___ INFORMATION SHOWN ___

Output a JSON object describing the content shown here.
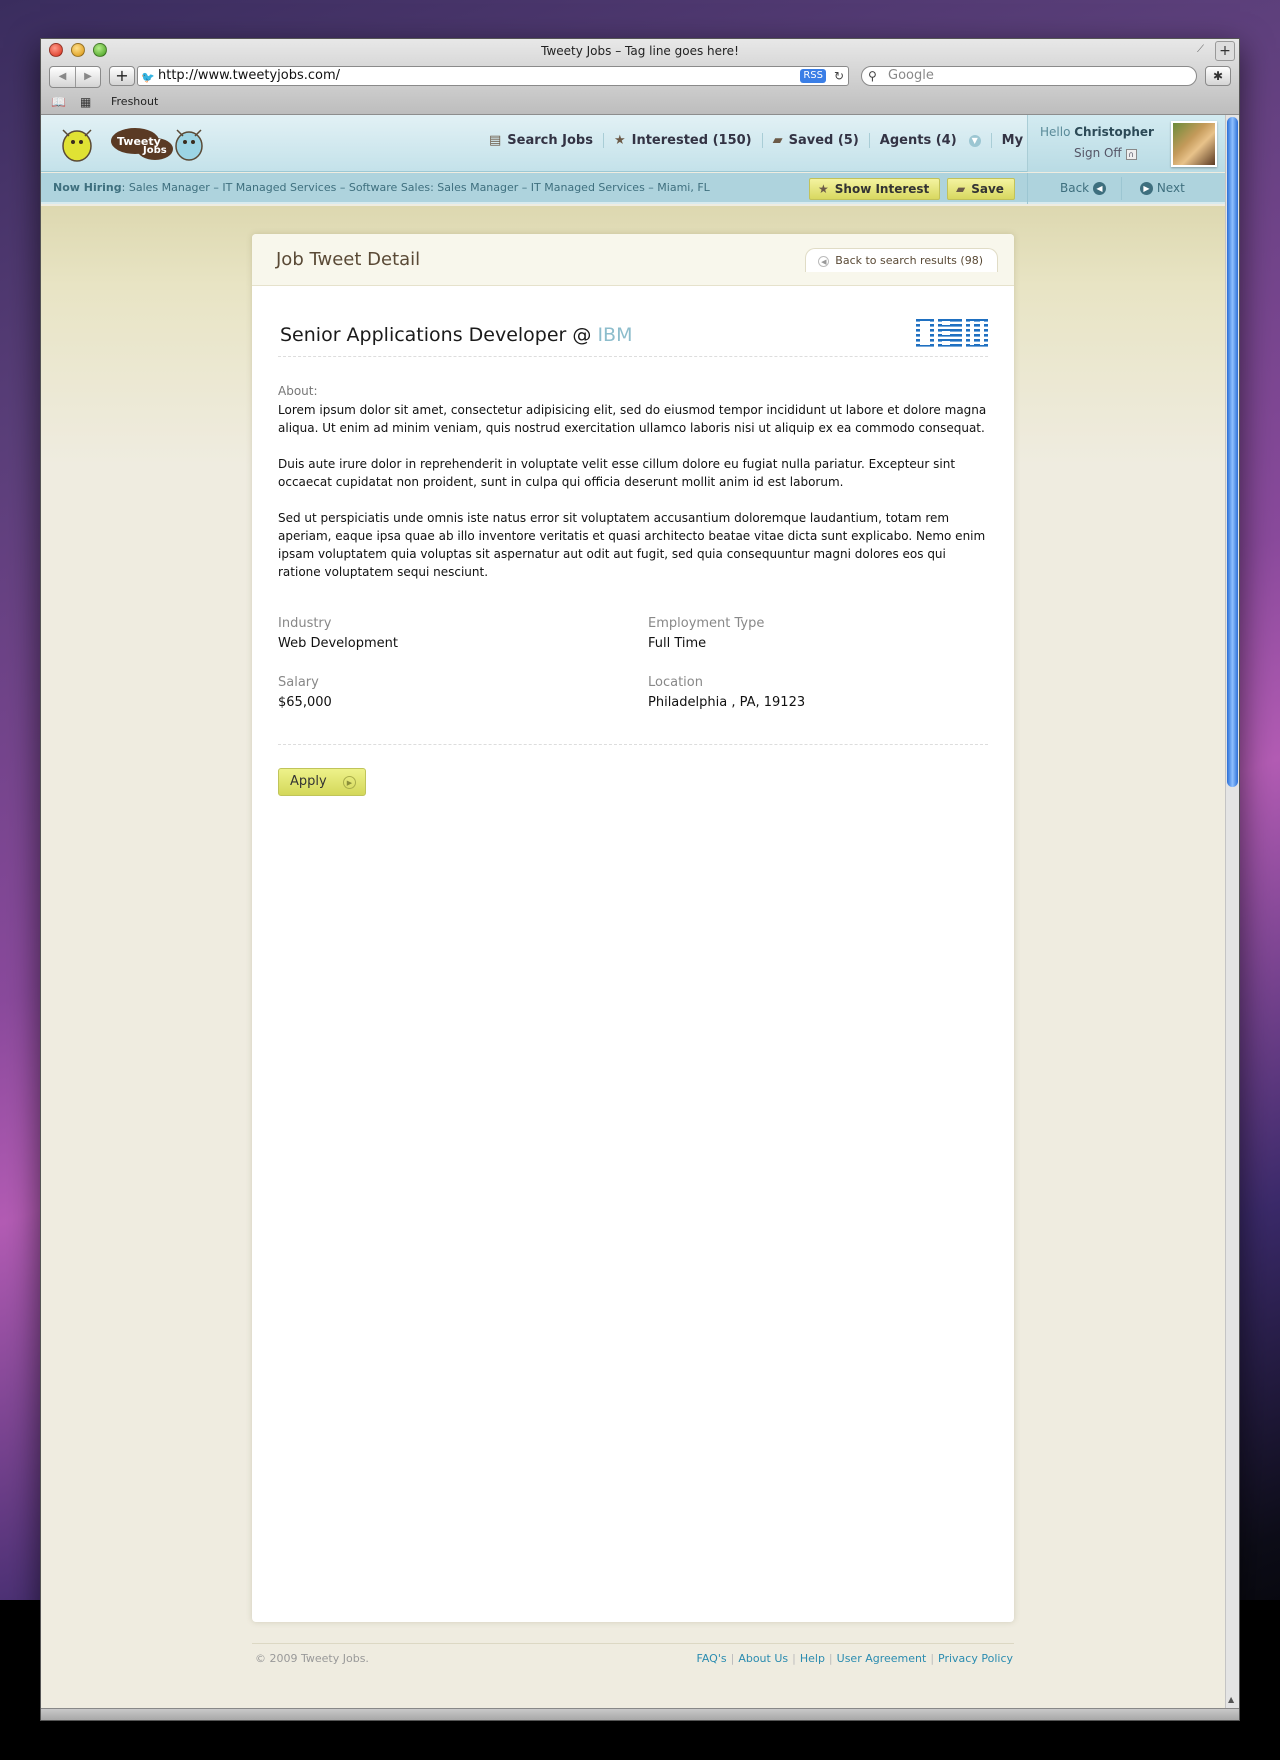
{
  "window": {
    "title": "Tweety Jobs – Tag line goes here!"
  },
  "browser": {
    "url": "http://www.tweetyjobs.com/",
    "rss_label": "RSS",
    "search_placeholder": "Google",
    "bookmarks": [
      "Freshout"
    ]
  },
  "brand": {
    "logo_text_1": "Tweety",
    "logo_text_2": "Jobs"
  },
  "nav": {
    "items": [
      {
        "label": "Search Jobs",
        "icon": "newspaper-icon"
      },
      {
        "label": "Interested (150)",
        "icon": "star-icon"
      },
      {
        "label": "Saved (5)",
        "icon": "folder-icon"
      },
      {
        "label": "Agents (4)",
        "icon": "chevron-down-icon"
      },
      {
        "label": "My Stuff",
        "icon": "chevron-down-icon"
      }
    ]
  },
  "user": {
    "greeting": "Hello",
    "name": "Christopher",
    "sign_off": "Sign Off"
  },
  "subbar": {
    "now_hiring_label": "Now Hiring",
    "now_hiring_text": ": Sales Manager – IT Managed Services – Software Sales: Sales Manager – IT Managed Services – Miami, FL",
    "show_interest": "Show Interest",
    "save": "Save",
    "back": "Back",
    "next": "Next"
  },
  "card": {
    "title": "Job Tweet Detail",
    "back_to_results": "Back to search results (98)",
    "job_title": "Senior Applications Developer @",
    "company": "IBM",
    "about_label": "About:",
    "about": [
      "Lorem ipsum dolor sit amet, consectetur adipisicing elit, sed do eiusmod tempor incididunt ut labore et dolore magna aliqua. Ut enim ad minim veniam, quis nostrud exercitation ullamco laboris nisi ut aliquip ex ea commodo consequat.",
      "Duis aute irure dolor in reprehenderit in voluptate velit esse cillum dolore eu fugiat nulla pariatur. Excepteur sint occaecat cupidatat non proident, sunt in culpa qui officia deserunt mollit anim id est laborum.",
      "Sed ut perspiciatis unde omnis iste natus error sit voluptatem accusantium doloremque laudantium, totam rem aperiam, eaque ipsa quae ab illo inventore veritatis et quasi architecto beatae vitae dicta sunt explicabo. Nemo enim ipsam voluptatem quia voluptas sit aspernatur aut odit aut fugit, sed quia consequuntur magni dolores eos qui ratione voluptatem sequi nesciunt."
    ],
    "fields": {
      "industry_label": "Industry",
      "industry": "Web Development",
      "employment_label": "Employment Type",
      "employment": "Full Time",
      "salary_label": "Salary",
      "salary": "$65,000",
      "location_label": "Location",
      "location": "Philadelphia , PA, 19123"
    },
    "apply": "Apply"
  },
  "footer": {
    "copyright": "© 2009 Tweety Jobs.",
    "links": [
      "FAQ's",
      "About Us",
      "Help",
      "User Agreement",
      "Privacy Policy"
    ]
  },
  "colors": {
    "accent_blue": "#2b8cb0",
    "header_blue": "#c4e2ea",
    "button_yellow": "#e4e878",
    "brown": "#5a4a36"
  }
}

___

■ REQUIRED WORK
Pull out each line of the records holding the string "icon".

■ RESPONSE AREA
        "icon": "newspaper-icon"
        "icon": "star-icon"
        "icon": "folder-icon"
        "icon": "chevron-down-icon"
        "icon": "chevron-down-icon"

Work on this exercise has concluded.